No Bats or Pangolins Sold in Wuhan Wet Market: Oxford Research
Neither bats nor pangolins were being sold in Wet Markets in Wuhan when the CCP (Chinese Communist Party) virus pandemic started, a study by Oxford University found.
Chinese officials have claimed the virus, which causes COVID-19, originated outside the country, but it is widely believed to have come from a top-level laboratory in Wuhan, where the initial cases were detected, or from a seafood market near the lab.
World Health Organization (WHO) Director-General Tedros Adhanom Ghebreyesus said in March that the organization hadn’t found the source of the virus, and that the report it had produced, which said the virus “very likely” had an animal host, didn’t adequately analyze other theories.
According to the Oxford University, bats and pangolins—the two main suspects in the natural development theory—had an alibi.

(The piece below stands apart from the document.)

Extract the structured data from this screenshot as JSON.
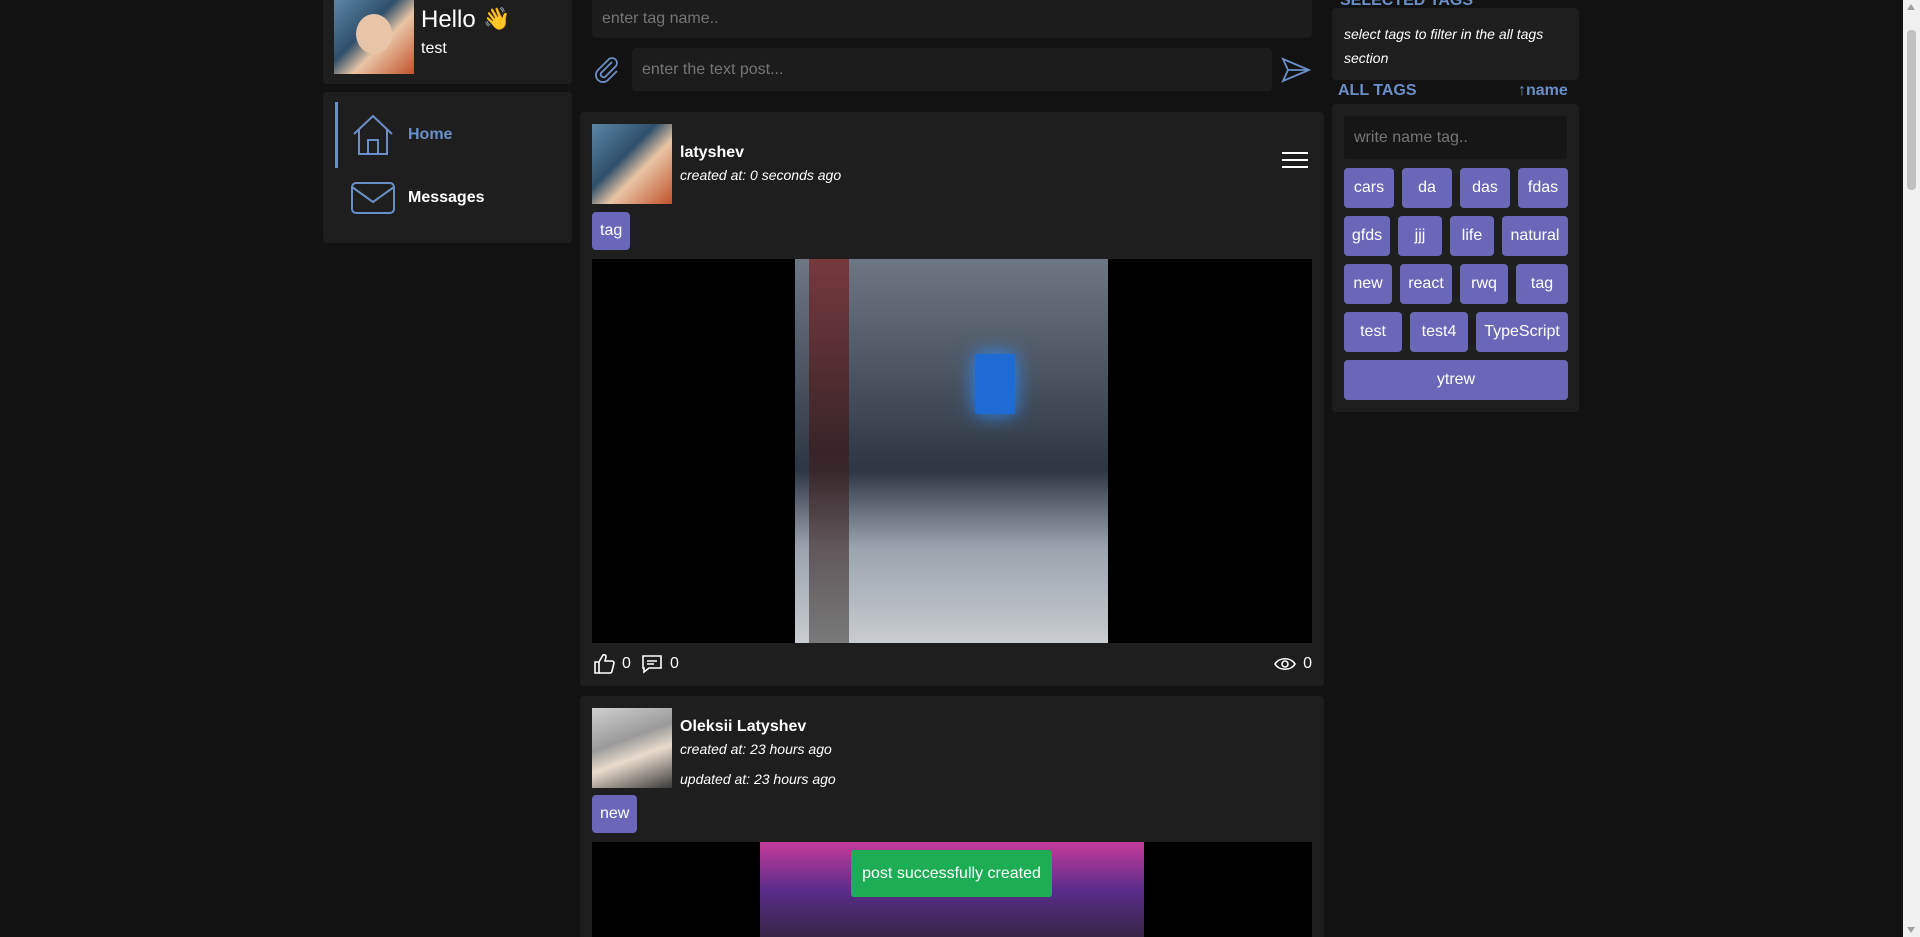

The University said its Wildlife Conservation Research Unit (WILDCRU) happened to have been working with its China-based colleagues in gathering data collected from across Wuhan’s wet markets through May 2017 and November 2019 to study a different disease.
The study put the team “in the right place at the right time to document the wild animals sold in these markets in the lead up to the pandemic,” Professor David Macdonald, director of WILDCRU said in a statement.
The study, published by Nature journal on Tuesday, said the team documented 47,381 individuals from 38 species sold as pets or for human consumption, including Badgers, raccoon dogs, hedgehogs, peacocks, and reptiles, but not bats or pangolins.
“Bats are actually rarely consumed in Central China, where market photos generally depict Indonesia. Pangolin trade is still a significant issue in other Chinese cities and trading nodes, but not in Wuhan,” Macdonald said.
Questions around the origin of the CCP virus have been growing recently, with a number of scientists who had dismissed the lab leak theory having now backtracked their statements.
U.S. President Joe Biden said on May 26 that he wanted the Intelligence Community to produce a report on the origin of the CCP virus in 90 days.
Last month, 18 international researchers signed a letter pushing for a “proper investigation” into the virus origin.
U.S. epidemiologist Ralph Baric is among the signatories.
Baric and Dr. Shi Zhengli—a senior virologist at the Wuhan Institute of Virology nicknamed “Bat Lady” for her research on bat coronaviruses—are both among the authors of a paper published in 2015 on bat coronaviruses. Baric is also one of the scientists that classified the CCP virus and named it “SARS-CoV-2.”
Zachary Stieber contributed to this report.